Your containers may take longer to arrive from their ocean voyage, as shipping lines deliberately cut the steaming speed of their freighters to save fuel, according to Alphaliner Weekly Newsletter.
The move also helps the carriers deal with overcapacity in ocean transit without idling ships, by using more, not fewer, ships to deliver the same amount of cargo.
The extra-slow steaming can save the ships five to seven percent of total operating costs on long-haul loops, including the costs of extra ships and containers required for longer transit times. With bunker fuel prices near $500 a ton, annual savings could total $15 million to $20 million for a typical Asia-Europe route, reported the Journal of Commerce.
Cutting the ships’ speed can add a week on an Asia-West Coast voyage, although some lines have kept the length of the loop unchanged by reducing the number of port calls. The ships travel at a speed of 17 to 19 knots, rather than their normal full speed of 23 to 25 knots. Some carriers are adopting “super slow steaming” as slow as 14 to 16 knots on some long backhaul routes.
At the same time, ocean carriers have imposed an Emergency Revenue Charge, or ERC, on every container shipped, to help offset rising fuel prices in the face of slack demand. For example, the ERC on a standard 40-ft. container is typically billed at $400.

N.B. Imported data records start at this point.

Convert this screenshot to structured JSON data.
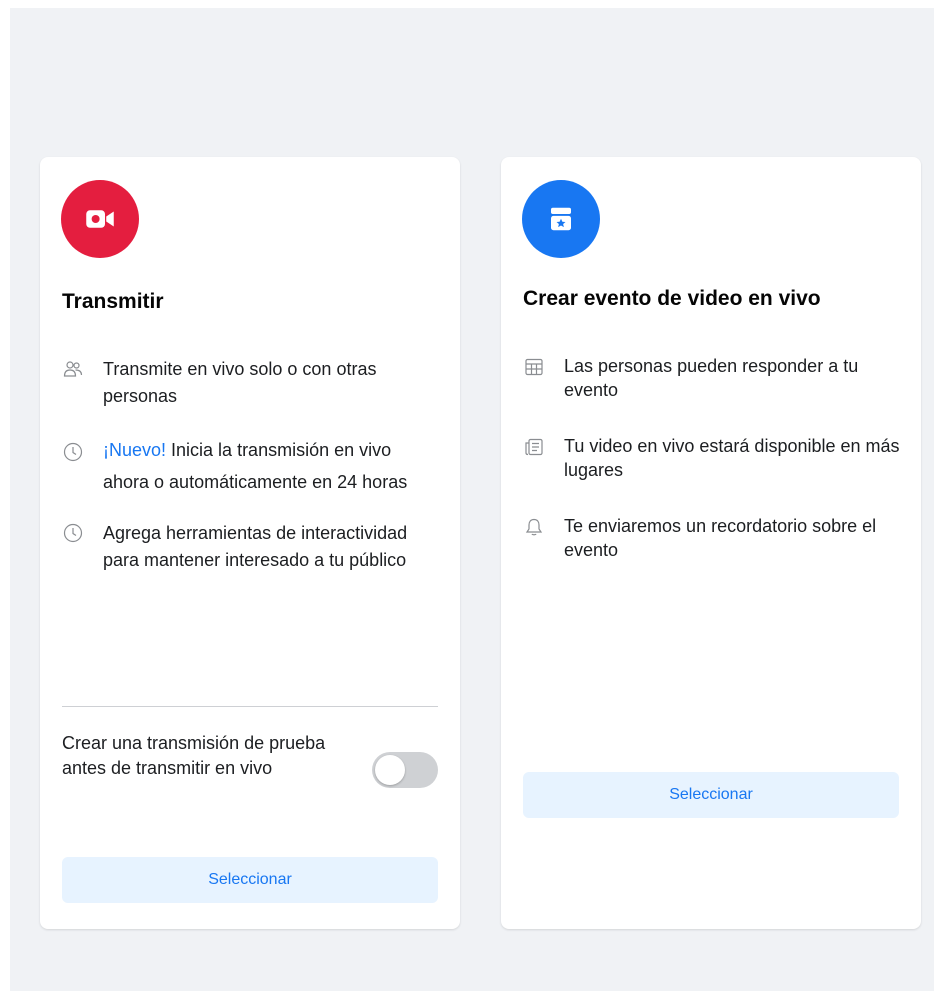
{
  "colors": {
    "broadcast_badge": "#e41e3f",
    "event_badge": "#1877f2",
    "accent": "#1877f2",
    "button_bg": "#e7f3ff",
    "page_bg": "#f0f2f5"
  },
  "cards": [
    {
      "icon": "video-camera-icon",
      "title": "Transmitir",
      "features": [
        {
          "icon": "people-icon",
          "text": "Transmite en vivo solo o con otras personas"
        },
        {
          "icon": "clock-icon",
          "tag": "¡Nuevo!",
          "text": " Inicia la transmisión en vivo ahora o automáticamente en 24 horas"
        },
        {
          "icon": "clock-icon",
          "text": "Agrega herramientas de interactividad para mantener interesado a tu público"
        }
      ],
      "toggle": {
        "label": "Crear una transmisión de prueba antes de transmitir en vivo",
        "on": false
      },
      "button": "Seleccionar"
    },
    {
      "icon": "calendar-star-icon",
      "title": "Crear evento de video en vivo",
      "features": [
        {
          "icon": "calendar-grid-icon",
          "text": "Las personas pueden responder a tu evento"
        },
        {
          "icon": "news-feed-icon",
          "text": "Tu video en vivo estará disponible en más lugares"
        },
        {
          "icon": "bell-icon",
          "text": "Te enviaremos un recordatorio sobre el evento"
        }
      ],
      "button": "Seleccionar"
    }
  ]
}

One thing that is moving fast is the pace of change in the industry, requiring shippers to stay alert and closely monitor their costs and delivery schedules.